The spring burning window—between snow melting and plants sprouting new greenery—is the riskiest time for human-caused wildfires in northern boreal forests as found in Alberta and British Columbia. It is also the most dangerous time of the year for loss of property and infrastructure.
The system was developed and tested for nearly 400,000 square kilometres of forested land in Alberta, where more than two-thirds of human-caused wildfires occur during the spring burning window.
The researchers began by working backwards: they first matched the timing of human-caused wildfires between 2000 and 2014 with seasonal vegetation growth and calculated a greenness index. They then used satellite data to predict when plants would begin to produce new leaves again as a marker of peak fire risk.
To test the system, the researchers simulated satellite data and then compared it to the known date of vegetation greening. The predicted "greening date" was then checked against a network of remote cameras that were installed in the forests for the purpose of observing vegetation greening on the ground.
"For example, we found that the conditions were just right in the spring of 2016 to allow the Fort McMurray fire to spread rapidly to the surrounding leafless vegetation," said Pickell.
The Fort McMurray fire that ignited in May 2016 was the costliest natural disaster in Canadian history, resulting in an estimated $3.58 billion of insurable damages and the evacuation of approximately 88,000 residents.
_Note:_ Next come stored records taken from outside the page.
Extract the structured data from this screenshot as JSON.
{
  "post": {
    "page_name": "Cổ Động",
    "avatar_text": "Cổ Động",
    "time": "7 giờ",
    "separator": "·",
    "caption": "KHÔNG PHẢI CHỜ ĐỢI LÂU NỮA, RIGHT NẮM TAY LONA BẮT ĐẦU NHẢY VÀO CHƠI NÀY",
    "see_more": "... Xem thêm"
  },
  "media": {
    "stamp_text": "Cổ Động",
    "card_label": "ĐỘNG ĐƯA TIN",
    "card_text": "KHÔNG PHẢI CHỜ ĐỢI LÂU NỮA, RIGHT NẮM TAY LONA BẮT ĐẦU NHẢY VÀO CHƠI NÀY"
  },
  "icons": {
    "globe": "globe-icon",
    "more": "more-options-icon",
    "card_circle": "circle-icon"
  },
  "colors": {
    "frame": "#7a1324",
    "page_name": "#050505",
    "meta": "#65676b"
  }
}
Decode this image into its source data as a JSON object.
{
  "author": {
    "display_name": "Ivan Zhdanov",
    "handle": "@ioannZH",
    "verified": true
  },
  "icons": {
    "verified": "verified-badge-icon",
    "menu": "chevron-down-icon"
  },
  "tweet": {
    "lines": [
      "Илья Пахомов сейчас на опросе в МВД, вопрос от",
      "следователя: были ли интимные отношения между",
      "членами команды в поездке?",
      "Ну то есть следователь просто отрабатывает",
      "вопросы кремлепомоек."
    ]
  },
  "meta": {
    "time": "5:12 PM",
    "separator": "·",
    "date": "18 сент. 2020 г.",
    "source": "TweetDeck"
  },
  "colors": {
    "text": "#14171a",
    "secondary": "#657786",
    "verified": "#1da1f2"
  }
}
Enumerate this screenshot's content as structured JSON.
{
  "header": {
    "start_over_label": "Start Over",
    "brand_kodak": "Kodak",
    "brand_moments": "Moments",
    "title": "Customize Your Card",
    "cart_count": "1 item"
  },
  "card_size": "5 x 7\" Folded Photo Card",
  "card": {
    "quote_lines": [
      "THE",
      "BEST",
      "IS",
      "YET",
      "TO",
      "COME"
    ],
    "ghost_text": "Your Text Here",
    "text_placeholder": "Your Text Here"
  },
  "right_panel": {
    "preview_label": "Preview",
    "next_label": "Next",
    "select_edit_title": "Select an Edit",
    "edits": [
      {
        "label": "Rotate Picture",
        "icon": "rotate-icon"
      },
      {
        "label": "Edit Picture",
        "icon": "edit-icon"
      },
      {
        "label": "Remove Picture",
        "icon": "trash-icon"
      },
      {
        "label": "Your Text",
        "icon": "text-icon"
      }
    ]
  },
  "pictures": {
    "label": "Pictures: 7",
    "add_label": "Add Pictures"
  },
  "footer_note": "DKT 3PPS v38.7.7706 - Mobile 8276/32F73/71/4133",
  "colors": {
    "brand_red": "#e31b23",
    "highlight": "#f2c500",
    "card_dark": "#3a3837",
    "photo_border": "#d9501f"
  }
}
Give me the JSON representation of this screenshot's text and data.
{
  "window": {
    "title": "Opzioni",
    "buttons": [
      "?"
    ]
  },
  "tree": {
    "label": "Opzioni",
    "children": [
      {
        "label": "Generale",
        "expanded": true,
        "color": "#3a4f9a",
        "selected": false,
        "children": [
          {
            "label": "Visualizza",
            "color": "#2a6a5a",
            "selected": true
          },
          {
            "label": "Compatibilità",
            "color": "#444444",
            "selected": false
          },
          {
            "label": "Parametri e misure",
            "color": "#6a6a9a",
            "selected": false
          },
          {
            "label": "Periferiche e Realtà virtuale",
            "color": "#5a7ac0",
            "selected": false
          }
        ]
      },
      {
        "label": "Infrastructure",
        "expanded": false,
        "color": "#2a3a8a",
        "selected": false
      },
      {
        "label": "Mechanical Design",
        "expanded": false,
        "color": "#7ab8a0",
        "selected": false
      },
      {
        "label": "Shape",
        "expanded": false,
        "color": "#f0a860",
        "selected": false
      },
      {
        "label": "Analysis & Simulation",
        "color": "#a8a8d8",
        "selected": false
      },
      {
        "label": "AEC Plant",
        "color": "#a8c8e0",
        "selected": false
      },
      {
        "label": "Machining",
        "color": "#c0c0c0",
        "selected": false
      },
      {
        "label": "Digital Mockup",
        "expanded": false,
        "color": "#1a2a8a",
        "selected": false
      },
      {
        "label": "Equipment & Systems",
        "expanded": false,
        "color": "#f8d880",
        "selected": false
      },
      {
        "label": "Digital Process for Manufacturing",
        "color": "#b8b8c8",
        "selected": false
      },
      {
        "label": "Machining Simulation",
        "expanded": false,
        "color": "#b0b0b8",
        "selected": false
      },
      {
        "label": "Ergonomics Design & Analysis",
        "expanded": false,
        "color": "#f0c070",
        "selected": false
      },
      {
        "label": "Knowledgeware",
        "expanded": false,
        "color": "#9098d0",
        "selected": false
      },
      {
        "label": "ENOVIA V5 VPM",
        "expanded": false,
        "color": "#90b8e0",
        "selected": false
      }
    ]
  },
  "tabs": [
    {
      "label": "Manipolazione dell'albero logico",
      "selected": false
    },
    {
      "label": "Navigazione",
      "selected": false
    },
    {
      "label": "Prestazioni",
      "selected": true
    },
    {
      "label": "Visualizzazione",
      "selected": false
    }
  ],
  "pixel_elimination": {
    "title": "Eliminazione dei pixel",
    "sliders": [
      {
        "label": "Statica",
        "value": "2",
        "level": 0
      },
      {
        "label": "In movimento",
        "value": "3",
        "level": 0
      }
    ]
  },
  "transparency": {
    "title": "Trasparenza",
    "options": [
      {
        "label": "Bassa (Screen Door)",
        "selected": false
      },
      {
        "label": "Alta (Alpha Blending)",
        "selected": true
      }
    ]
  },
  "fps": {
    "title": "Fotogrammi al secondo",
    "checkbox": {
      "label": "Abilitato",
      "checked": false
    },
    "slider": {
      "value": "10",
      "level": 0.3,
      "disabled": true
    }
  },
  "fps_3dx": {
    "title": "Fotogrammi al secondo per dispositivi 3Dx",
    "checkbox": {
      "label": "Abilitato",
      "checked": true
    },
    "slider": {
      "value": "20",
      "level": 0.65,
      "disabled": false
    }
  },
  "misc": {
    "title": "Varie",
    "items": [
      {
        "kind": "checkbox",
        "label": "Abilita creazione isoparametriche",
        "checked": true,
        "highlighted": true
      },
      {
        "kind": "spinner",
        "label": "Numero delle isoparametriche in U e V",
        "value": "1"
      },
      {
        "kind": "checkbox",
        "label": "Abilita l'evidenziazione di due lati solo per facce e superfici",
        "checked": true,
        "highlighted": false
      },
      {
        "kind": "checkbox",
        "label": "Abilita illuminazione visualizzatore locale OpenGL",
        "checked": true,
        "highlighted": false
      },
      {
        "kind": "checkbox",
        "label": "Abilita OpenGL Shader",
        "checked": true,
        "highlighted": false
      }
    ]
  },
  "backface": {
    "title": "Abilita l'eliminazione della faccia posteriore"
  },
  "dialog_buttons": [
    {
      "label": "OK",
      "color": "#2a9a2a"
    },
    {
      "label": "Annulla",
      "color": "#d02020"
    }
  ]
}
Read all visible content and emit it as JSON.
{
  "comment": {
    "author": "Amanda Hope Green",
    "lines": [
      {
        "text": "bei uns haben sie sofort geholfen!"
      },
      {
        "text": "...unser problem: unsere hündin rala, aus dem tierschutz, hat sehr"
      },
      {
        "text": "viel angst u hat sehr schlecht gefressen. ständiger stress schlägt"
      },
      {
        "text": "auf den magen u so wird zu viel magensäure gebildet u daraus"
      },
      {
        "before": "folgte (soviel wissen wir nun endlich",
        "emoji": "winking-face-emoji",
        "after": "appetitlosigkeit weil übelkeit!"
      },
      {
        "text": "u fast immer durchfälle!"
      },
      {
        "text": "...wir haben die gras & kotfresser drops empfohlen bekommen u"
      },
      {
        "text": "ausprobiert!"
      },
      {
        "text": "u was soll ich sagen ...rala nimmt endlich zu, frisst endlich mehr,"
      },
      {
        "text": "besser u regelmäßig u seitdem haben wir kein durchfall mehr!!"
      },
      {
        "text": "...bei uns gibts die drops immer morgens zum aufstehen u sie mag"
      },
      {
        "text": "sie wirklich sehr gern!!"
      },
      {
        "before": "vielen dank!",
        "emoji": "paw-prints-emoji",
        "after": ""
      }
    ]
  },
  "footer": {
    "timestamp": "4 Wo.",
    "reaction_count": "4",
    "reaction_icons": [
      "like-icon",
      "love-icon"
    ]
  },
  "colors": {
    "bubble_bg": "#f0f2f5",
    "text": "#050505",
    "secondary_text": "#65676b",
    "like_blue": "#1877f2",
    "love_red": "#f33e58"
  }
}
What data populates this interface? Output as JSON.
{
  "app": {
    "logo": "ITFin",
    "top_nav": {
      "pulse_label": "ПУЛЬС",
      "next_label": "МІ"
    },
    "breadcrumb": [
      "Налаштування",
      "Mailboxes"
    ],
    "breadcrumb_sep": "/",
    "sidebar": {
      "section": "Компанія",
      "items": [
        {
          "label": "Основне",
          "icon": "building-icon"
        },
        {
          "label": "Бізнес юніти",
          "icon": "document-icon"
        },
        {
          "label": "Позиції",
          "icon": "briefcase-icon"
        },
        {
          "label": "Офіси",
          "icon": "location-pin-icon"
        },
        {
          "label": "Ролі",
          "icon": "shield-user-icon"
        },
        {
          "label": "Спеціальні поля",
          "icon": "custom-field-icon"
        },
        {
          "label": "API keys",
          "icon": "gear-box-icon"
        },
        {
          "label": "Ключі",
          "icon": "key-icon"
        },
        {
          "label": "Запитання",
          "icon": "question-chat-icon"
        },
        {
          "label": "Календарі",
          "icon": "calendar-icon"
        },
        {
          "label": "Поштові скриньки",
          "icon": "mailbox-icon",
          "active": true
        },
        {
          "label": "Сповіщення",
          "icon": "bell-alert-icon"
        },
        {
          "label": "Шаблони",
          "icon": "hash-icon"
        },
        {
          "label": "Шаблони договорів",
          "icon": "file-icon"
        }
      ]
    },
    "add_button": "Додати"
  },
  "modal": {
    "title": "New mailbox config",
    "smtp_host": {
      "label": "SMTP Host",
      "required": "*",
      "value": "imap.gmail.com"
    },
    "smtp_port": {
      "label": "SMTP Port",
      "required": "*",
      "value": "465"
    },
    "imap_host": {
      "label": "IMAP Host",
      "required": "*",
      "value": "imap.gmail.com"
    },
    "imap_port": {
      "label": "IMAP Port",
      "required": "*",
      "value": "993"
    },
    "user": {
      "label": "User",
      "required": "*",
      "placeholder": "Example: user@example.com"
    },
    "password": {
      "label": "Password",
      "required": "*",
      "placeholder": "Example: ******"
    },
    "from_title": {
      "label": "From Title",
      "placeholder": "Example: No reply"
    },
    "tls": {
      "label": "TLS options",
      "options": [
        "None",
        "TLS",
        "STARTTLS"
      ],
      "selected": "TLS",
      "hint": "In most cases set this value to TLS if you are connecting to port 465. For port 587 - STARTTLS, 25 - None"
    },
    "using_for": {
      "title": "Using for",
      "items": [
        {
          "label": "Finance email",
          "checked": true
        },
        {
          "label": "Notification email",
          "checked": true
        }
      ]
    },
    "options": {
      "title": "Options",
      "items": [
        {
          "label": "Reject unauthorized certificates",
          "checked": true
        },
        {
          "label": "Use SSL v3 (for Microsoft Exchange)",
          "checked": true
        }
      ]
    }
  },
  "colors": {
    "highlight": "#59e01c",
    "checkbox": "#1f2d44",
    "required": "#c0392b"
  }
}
The risk of human-caused wildfires is expected to increase in northern forests as the climate becomes warmer and drier and more people move into formerly remote regions.
"This could be a really cost-effective tool for wildfire managers to help them determine where they should deploy their firefighting resources, and the early warning may be available for most forests before the start of the fire season," said Pickell.
The early warning system could be used by wildfire managers across North America, Europe and Russia using open-access satellite observations of the Earth.
The study was published today in Scientific Reports, an open-source journal from the publishers of Nature.